There’s something about receiving a compliment that makes me want to just…not?
The last time you received a compliment, did you say "thank you" and leave it at that? Or did you try to explain it away? Or turn right back around and compliment the complimenter?
According to Chicago-based clinical psychologist, Dr. Frances Tung, these are tactics individuals use to deflect attention from themselves.
“There are tons of reasons someone wouldn’t want to accept a compliment: high personal expectations, the enculturation of female modesty, or low self-esteem. Often this is caused by someone feeling that they just don’t deserve the praise.”
That dissonance between external and internal self-perception can go so far as to cause the receiver to envision the complimenter having an ulterior motive.
Having a difficult time with compliments is more than just harboring feelings of discomfort, or a gut instinct to say anything other than a simple “thank you.”
In 1990, sociolinguist Robert Herbert conducted a study focusing on “sex-based differences in compliment behavior.” His observations revealed that while 40 percent of men were able to accept compliments from other men, only 22 percent of women were able to do the same, when complimented by other women.

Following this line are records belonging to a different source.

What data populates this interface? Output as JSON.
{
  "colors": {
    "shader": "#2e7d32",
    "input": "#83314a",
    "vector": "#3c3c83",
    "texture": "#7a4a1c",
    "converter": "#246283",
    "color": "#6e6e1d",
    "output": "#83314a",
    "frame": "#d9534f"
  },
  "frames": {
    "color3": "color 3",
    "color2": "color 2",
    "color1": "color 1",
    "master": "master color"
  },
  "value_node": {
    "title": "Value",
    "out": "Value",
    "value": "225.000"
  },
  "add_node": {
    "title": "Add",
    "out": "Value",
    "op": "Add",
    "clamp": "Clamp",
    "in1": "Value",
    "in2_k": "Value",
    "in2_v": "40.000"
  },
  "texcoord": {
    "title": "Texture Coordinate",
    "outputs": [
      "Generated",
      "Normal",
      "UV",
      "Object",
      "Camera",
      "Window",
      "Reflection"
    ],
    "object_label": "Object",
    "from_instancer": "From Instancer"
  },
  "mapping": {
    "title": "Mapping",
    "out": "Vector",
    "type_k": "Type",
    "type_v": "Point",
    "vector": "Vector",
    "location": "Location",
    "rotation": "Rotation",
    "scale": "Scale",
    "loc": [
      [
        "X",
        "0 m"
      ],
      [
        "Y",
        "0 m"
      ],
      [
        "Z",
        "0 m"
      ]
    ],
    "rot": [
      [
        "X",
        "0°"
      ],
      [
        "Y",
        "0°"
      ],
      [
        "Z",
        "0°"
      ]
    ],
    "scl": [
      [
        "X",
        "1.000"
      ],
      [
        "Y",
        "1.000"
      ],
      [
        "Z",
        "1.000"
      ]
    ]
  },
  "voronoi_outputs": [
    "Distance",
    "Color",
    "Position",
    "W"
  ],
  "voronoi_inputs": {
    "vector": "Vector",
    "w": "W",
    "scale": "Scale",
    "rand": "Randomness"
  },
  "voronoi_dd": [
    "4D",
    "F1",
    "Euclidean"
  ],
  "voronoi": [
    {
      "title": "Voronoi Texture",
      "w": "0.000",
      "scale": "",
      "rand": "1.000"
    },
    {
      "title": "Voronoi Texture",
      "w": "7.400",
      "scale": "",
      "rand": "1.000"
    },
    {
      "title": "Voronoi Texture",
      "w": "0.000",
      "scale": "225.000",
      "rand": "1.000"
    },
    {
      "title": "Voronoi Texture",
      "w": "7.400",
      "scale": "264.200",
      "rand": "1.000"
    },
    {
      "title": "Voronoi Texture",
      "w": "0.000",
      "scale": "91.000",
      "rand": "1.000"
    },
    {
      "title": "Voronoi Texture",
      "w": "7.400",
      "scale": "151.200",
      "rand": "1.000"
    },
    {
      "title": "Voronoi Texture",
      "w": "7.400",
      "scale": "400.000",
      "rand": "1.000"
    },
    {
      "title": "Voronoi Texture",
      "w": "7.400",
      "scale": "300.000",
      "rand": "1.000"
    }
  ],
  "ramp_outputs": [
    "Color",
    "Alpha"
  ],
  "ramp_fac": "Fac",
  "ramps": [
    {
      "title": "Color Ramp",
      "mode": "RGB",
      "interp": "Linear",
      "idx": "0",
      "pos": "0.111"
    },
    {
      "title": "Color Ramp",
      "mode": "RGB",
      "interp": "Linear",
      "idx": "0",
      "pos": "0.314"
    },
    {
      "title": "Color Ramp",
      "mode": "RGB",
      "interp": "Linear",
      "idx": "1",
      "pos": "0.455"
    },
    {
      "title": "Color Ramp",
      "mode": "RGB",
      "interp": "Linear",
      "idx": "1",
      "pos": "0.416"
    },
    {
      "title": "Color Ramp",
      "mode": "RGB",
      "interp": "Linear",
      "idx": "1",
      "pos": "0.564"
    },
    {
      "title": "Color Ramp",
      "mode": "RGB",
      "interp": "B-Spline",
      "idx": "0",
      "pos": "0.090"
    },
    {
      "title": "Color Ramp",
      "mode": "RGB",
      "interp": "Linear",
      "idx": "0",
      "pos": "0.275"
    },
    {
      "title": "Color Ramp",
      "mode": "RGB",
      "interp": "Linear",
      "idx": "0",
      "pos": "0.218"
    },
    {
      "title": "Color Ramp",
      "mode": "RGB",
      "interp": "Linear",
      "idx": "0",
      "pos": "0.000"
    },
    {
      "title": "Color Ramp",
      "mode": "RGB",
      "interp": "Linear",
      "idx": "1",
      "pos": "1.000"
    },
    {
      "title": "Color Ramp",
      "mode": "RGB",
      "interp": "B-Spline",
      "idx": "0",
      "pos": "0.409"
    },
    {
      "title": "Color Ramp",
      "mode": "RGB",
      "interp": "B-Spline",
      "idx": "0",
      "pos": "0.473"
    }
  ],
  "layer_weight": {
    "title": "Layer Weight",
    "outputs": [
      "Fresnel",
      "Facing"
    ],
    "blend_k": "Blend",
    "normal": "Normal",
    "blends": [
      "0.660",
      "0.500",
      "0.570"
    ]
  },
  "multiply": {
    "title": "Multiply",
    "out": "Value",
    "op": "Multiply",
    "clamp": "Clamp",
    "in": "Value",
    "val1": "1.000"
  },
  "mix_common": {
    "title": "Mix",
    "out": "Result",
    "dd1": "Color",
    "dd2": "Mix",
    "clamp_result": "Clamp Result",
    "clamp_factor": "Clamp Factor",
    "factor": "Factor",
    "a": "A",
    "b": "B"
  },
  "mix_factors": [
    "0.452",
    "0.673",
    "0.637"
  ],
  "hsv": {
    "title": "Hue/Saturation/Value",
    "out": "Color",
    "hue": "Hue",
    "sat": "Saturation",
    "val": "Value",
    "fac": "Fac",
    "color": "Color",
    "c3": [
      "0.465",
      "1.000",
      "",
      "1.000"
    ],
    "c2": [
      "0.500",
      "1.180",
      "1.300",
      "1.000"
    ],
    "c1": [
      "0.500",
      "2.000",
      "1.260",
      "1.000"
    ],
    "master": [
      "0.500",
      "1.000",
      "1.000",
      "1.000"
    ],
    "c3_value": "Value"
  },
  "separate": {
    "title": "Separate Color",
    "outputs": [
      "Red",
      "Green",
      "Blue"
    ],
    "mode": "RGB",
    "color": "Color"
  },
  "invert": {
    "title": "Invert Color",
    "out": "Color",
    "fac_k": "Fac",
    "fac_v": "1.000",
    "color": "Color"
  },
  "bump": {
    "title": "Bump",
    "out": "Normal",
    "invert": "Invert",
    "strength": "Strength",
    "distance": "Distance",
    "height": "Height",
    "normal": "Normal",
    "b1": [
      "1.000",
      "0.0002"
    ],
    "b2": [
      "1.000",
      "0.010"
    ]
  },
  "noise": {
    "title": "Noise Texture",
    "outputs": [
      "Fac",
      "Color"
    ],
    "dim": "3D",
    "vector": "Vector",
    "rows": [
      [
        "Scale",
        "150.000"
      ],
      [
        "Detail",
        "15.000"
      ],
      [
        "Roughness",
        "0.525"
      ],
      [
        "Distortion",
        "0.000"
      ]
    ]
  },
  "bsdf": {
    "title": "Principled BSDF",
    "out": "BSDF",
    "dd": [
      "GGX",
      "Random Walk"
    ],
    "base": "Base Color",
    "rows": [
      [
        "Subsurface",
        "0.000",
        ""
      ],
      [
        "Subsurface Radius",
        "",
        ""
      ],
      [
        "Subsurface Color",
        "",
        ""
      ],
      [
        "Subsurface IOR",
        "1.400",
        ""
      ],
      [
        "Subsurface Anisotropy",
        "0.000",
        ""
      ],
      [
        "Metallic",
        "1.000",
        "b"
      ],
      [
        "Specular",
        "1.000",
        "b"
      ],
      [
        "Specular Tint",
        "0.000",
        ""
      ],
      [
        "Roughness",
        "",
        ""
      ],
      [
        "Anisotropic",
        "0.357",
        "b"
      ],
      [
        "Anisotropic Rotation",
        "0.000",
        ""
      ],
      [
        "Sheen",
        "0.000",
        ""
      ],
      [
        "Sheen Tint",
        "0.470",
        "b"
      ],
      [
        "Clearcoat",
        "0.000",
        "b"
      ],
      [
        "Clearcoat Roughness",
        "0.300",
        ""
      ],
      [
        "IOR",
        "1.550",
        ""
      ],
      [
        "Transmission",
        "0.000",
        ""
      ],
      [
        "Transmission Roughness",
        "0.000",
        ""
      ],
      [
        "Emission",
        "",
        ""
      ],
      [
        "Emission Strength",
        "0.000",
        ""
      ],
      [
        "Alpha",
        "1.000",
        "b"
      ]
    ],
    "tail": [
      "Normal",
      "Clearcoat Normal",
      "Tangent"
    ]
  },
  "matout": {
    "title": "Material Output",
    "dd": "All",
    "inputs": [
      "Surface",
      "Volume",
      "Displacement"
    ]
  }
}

Often times, this condition arises in the office. An unfortunate symptom of career-based imposter syndrome. An easy way to identify this, is if you tend to be able to accept compliments about everything other than your work. That’s something that takes time to shed as you grow more comfortable in your position.
If self-esteem is your issue, Tung suggests first doing the difficult work of building an awareness of your internal thoughts. How do you talk to yourself throughout the day? Do you beat yourself up if you make a mistake? Are you unable to let failures go? Once you establish that awareness, you can start exercising tactics to stop negative self-talk. Start by collecting evidence.
You can do this by writing down compliments you’ve received that are particularly meaningful or that have been repeated to you more than once. By building up a physical arsenal of good vibes, you’re not only shifting your internal narrative to be more compassionate—you're also matching it with the world you move through.
Tung explains that, “[we’re] sort of the worst at judging ourselves. We’re bad at seeing how we are in the world. That’s why it’s helpful to take in what other people say and incorporate that into your view of self.”
It’s pretty common to find that your internal dialogue doesn’t quite match up with how you’re perceived by those around you.
Compliments are often more about the giver than the receiver. If someone is going out of their way to compliment you, they are doing so because of the positive impact you’ve had on them or their work. Accept that it's probably genuine.
And like so many things, simply fake it until you make it. Even if you do feel uncomfortable, you don’t have to show it. Just say ‘thank you’ and let it lie. That way, your internal narrative will just have to catch up with your behavior.